Patent trolls will be patent trolls. Patent litigation is going to continue regardless of what the Supreme Court decides in TC Heartland. In fact, there is a real chance that those who are so often the targets of patent infringement lawsuits will regret the day patent owners were forced to leave the confines of the Eastern District of Texas.
While the popular press and Members of Congress both fail to appreciate the reality of litigating in the Eastern District of Texas, the venue is not nearly as patent owner friendly as it is made out to be. Yes, juries in the Eastern District of Texas are comfortable handing out very large verdicts against infringers, but they are equally (if not more) comfortable handing out very little or absolutely nothing to patent owners. What makes the Eastern District of Texas a choice venue from the standpoint of patent owners is the judges understand patent law, they actually like patent cases (unlike many judges who hate patent litigation and dispose of it as soon as they can), and patent owners get a fair procedural chance to prove their case. Indeed, cases are much more likely to get past procedural motions to dismiss and for summary judgment and to a settlement or trial in the Eastern District of Texas, thereby giving patent owner gets their day in front of a jury. So the Eastern District of Texas is a patent owner friendly venue, just not for any of the reasons reflected in the misleading popular narrative you’ll read about in mainstream publications or hear about on Capitol Hill.
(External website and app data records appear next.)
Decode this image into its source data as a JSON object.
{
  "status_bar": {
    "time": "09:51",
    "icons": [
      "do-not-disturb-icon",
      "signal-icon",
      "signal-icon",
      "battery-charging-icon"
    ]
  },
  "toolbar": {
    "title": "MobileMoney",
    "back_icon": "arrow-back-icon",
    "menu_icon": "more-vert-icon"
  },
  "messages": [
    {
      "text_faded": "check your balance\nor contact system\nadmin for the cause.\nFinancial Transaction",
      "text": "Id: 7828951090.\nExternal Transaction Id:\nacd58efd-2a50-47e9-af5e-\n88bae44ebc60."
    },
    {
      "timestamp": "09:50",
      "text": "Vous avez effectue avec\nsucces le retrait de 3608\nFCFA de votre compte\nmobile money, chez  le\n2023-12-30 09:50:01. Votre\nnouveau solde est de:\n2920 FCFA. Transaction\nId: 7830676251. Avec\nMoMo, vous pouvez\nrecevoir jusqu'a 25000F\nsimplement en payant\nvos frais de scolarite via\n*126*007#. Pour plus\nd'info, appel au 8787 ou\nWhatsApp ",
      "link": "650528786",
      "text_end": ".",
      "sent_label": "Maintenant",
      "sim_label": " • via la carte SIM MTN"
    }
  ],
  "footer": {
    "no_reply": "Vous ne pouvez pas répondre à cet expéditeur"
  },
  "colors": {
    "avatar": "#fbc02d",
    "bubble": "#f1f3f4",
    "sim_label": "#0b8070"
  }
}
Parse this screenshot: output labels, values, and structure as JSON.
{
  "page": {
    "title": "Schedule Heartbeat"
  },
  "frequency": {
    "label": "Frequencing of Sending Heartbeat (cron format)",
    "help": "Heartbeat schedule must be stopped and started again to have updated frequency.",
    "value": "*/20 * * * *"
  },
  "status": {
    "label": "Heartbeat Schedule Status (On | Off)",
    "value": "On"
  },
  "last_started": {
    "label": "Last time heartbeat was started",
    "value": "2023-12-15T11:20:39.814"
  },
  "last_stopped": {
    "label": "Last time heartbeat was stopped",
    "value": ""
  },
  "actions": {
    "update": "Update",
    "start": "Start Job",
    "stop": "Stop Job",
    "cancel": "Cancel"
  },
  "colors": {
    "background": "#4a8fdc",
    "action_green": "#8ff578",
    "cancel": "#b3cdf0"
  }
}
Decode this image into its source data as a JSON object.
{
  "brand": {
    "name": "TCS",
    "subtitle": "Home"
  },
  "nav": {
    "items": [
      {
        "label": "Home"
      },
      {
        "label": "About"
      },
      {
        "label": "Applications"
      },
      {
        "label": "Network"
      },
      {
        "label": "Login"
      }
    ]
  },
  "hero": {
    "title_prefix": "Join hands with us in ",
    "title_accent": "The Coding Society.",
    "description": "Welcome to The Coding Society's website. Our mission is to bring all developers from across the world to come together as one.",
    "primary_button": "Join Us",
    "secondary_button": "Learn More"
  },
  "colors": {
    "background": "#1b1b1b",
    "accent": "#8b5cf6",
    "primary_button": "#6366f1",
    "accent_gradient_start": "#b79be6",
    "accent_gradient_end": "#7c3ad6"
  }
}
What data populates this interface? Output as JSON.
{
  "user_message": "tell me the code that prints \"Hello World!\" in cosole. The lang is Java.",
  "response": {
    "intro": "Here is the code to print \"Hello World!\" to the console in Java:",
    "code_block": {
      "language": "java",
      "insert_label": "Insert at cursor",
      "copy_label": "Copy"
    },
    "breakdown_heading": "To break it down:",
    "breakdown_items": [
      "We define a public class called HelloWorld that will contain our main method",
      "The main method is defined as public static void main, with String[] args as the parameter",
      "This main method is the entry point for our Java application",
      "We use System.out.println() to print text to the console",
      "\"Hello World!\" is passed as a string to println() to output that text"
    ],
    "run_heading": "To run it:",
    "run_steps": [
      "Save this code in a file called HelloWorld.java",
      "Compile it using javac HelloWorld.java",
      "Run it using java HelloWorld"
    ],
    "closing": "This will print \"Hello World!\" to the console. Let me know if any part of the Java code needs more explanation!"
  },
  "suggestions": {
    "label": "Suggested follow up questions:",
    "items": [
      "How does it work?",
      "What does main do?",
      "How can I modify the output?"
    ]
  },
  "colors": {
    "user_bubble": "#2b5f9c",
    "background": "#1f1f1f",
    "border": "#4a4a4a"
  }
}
Truthfully, it is sad when a venue becomes vilified by infringers because patent owners actually get to have their day in court in front of a jury — a jury that is as likely to award little or nothing as they are to award any meaningful damages. But that is another story for another day. In the meantime, hopefully someone will tell the Supreme Court that nothing they do in TC Heartland will stop patent trolls. The only thing that will stop a patent troll is a defendant standing up to the extortion and stop to paying, because all paying a patent troll does is paint a target on your back that says “sue me because I pay.” Of course this has been true for years, fighting patent trolls almost never happens and you’d be foolish to think that large corporate infringers will wake up and engage a strategy likely to put a stop to patent trolls. They need patent trolls and the narrative of evil patent owners far too much, at least until they get the unilateral disarmament of the U.S. patent system.